Advice for Worry-Free Long-Distance Caregiving
Being the caregiver for a senior loved one is often a balancing act. Many times, the family members who take on this role are working outside the home while raising children of their own. When the person you are caring for lives a long distance away from you, the challenge becomes even greater.
How can you make sure the senior has what they need when you are far away from them?
We have some ideas to make long-distance caregiving a little easier.
Begin with a Care Plan
You’ll first need to objectively assess your family elder’s abilities and challenges. For some adult children, that’s a tough task to do. But it’s an important one.
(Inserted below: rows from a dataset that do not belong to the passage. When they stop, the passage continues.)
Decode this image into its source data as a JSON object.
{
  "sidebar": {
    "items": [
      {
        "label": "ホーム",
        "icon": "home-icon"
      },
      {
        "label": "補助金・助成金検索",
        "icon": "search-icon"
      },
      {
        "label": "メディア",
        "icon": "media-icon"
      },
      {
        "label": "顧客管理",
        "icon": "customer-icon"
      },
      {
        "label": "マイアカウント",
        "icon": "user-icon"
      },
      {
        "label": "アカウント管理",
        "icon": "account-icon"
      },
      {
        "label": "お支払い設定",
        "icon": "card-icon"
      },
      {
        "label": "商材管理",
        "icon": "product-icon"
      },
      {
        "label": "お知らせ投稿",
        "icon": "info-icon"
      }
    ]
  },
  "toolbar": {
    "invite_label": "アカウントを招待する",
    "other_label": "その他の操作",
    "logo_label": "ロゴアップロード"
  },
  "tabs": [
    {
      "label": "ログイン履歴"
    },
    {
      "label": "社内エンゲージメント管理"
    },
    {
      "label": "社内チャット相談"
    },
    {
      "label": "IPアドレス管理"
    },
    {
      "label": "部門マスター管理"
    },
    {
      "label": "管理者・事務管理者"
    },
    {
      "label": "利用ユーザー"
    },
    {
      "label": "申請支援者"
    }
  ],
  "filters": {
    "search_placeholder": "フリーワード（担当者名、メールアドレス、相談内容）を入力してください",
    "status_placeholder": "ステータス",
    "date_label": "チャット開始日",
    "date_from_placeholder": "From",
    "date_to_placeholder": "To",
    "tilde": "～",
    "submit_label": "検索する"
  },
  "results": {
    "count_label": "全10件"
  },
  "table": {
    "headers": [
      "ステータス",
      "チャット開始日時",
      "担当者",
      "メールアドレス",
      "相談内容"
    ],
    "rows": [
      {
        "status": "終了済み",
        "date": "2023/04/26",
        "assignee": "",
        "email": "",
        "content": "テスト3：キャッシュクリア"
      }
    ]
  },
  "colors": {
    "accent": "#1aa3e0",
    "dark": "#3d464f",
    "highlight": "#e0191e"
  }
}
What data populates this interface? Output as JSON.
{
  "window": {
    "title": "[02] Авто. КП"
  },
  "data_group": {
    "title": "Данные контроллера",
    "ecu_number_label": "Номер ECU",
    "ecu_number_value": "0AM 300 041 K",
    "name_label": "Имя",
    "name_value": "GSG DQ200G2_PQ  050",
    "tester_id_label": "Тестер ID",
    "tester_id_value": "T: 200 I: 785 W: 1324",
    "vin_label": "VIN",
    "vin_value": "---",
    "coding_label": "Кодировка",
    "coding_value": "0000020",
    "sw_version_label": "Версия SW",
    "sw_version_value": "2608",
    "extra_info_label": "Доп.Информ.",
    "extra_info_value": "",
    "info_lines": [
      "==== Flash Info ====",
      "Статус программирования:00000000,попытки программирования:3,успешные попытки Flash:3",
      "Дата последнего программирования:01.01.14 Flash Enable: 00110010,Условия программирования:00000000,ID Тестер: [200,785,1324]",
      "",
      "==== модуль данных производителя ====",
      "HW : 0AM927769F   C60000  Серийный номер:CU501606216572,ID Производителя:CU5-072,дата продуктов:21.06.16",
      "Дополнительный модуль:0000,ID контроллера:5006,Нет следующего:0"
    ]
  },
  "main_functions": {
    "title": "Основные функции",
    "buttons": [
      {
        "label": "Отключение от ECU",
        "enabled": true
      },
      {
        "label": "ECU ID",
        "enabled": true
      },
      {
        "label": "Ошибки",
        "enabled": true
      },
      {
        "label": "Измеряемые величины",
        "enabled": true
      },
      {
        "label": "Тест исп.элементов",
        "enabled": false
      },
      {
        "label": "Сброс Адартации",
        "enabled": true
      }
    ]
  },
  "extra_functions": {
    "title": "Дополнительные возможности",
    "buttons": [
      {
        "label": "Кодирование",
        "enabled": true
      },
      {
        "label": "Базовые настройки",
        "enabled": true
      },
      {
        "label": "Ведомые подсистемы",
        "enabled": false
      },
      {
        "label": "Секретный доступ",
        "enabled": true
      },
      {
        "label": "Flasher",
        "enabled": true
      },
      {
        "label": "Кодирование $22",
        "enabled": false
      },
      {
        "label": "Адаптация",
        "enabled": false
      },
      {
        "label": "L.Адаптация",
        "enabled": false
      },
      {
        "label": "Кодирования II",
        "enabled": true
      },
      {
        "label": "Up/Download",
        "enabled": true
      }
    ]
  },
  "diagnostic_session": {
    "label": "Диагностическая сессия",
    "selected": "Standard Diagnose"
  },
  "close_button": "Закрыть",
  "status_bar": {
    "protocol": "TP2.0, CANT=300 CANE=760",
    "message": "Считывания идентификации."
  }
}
You’ll need to create a plan of care that meets their needs now, and likely for the near future.
Much of the planning process involves learning more about senior care options and getting a system in place.
- Conduct a needs assessment: If at all possible, visit your family member in person and spend at least a few days with them. Jot down notes about what you see them struggling with, as well as those tasks they are still able to do well. For example, are you worried about their driving? Or do they seem to be unsteady walking or showering independently? Try to be kind but forthright about your concerns. Ask how they feel about things and what chores they might feel unsafe performing.
- Create a care plan: When you feel like you have a good list, the next step is to talk with local professionals. Tour local assisted living communities, even if it is virtually. Meet with in-home care agencies. Create a list of your preferred providers. Because many adult children find themselves feeling uncertain about senior care, it may be helpful to employ the services of an aging life professional. Also referred to as geriatric care managers, these experts can be your eyes and ears when you can’t be there. They have experience performing a variety of services, such as overseeing home care staff or monitoring a senior’s care in a nursing home. It’s important not to wait for a crisis to occur before putting a plan in place.
- Connect with an Area Agency on Aging: Every city or county has an area agency on aging composed of paid staff and volunteers who provide assistance and advocacy for older adults. They can be a great resource for connecting with mobile meals programs, pharmacies that offer delivery services, respite care, and more. Use your senior loved one’s zip code to locate the agency nearest to them.
Senior Care Technology Aids Long-Distance Caregivers
One advantage today’s long-distance caregivers have over those of the past is technology. There are products and apps that can meet virtually any caregiving challenge, such as:
- Organizing information: If a senior has a chronic health condition that involves multiple physicians, staying organized can be tough even if you live nearby. Fortunately, apps like Caring Village and CareZone can help. Both provide a place to store medication lists, medical history, physician contact information, and more. Another feature is the ability to share among family members and friends. That makes it easier for everyone to stay updated and connected.
- Managing medications: Mistakes with medication are a common reason older adults find themselves being treated in a hospital emergency room. It can be a constant source of worry for their loved ones. Technology can help lower the risk for errors. MedMinder and MyMeds are two medication management tools with convenient features, such as text alerts sent to a caregiver whenever a dose is missed.
- Assessing needs virtually: One form of technology many families grew accustomed to using during the COVID-19 pandemic is video chat. While you are enjoying a conversation with your faraway loved one, take time to visually assess how they are doing. Unintentional weight gain or loss, flushed cheeks, or a disheveled appearance can all be early signs that something is wrong.
- Calling for help in an emergency: Lastly, invest in a mobile monitoring unit that your loved one keeps with them at all times. In the event they experience a fall or other emergency, help can be summoned with the push of a button. Because the device utilizes wireless technology instead of a landline, it works wherever the senior is.
If you have questions about mobile monitoring for a senior loved one or would like to get started, call us at 1-844-203-5617 today!